Nearly two years ago, upon the suggestion of a managing editor's rejection letter of my a non-fiction manuscript, I decided to write a fiction novel.
I started in with confidence that matched my excitement. Sure, why not write a novel? I can do that!
Then I started writing.
And I started reading other's novels more.
And I wrote less.
And I doubted more.
And wrote even less,
until I stopped writing,
and only doubted.
It was a miserable time. I so wanted to write. I had a great idea--or at least had a great idea, until I looked at my idea through the lenses of doubt.
Why did I think I could write? Why did I think I could write? Was I arrogant to think I had something to share? And if I did, there was no way I had the talent to write what I felt in my heart, and saw in my mind.
It was stifling.
Then my husband helped me realize that ONLY thing stopping me from writing my book was ME, and that I needed to ignore the doubts, lean on his faith in me, and write.
And I did.
And when the shadows of doubt came (and they did, many times) I shut them down with my fingers on the keyboard--and wrote.
And as I did this, the ideas came, the creativity came, and my confidence came.
And I finished my novel.
Self-doubt is a writer's worst enemy. Here are a few steps I used to keep the doubts at bay:
- I stopped comparing my writing to others.
- I prayed before I wrote--every time--and trust that the One who gave me this gift would enhance it.
- I educated myself in technique and skill.
- I loved my story, and didn't let the imperfections get in the way of that.
- I had a solid group of critiquers, both readers and authors, whom I trusted and knew would help me make it better.
- I wrote for me. When I let go of the pressure of writing someone everyone would love, or deem a literary masterpiece, and just wrote what I loved in the best way possible, the joy came and the doubts left.
I finished my book.

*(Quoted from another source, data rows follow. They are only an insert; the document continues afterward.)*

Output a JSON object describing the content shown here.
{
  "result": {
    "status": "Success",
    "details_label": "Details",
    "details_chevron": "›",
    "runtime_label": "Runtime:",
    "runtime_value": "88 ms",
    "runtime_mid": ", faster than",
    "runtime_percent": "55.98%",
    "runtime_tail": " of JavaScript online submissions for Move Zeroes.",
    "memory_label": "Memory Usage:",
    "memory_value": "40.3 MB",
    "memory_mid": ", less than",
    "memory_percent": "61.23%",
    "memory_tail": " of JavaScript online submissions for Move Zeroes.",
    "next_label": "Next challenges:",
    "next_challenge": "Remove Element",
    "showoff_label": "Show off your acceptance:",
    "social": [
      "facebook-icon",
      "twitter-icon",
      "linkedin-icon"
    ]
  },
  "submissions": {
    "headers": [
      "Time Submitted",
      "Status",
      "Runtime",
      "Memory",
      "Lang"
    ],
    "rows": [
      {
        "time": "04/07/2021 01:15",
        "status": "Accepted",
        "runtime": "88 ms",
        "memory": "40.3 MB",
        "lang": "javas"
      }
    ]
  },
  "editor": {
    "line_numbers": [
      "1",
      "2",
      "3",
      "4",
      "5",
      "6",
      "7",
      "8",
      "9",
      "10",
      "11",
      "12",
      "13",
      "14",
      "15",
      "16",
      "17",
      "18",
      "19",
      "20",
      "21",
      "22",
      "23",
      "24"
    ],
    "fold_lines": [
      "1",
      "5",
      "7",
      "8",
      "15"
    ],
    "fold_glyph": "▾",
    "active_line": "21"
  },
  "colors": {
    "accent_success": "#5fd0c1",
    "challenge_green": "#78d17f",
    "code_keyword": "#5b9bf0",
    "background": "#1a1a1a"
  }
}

It's not a literary masterpiece, but it is mine, and I love it.
So, when the self-doubts hit you, in writing, or in any other aspect of your life, kick those life-sucking doubts to the curb and keep living--and writing.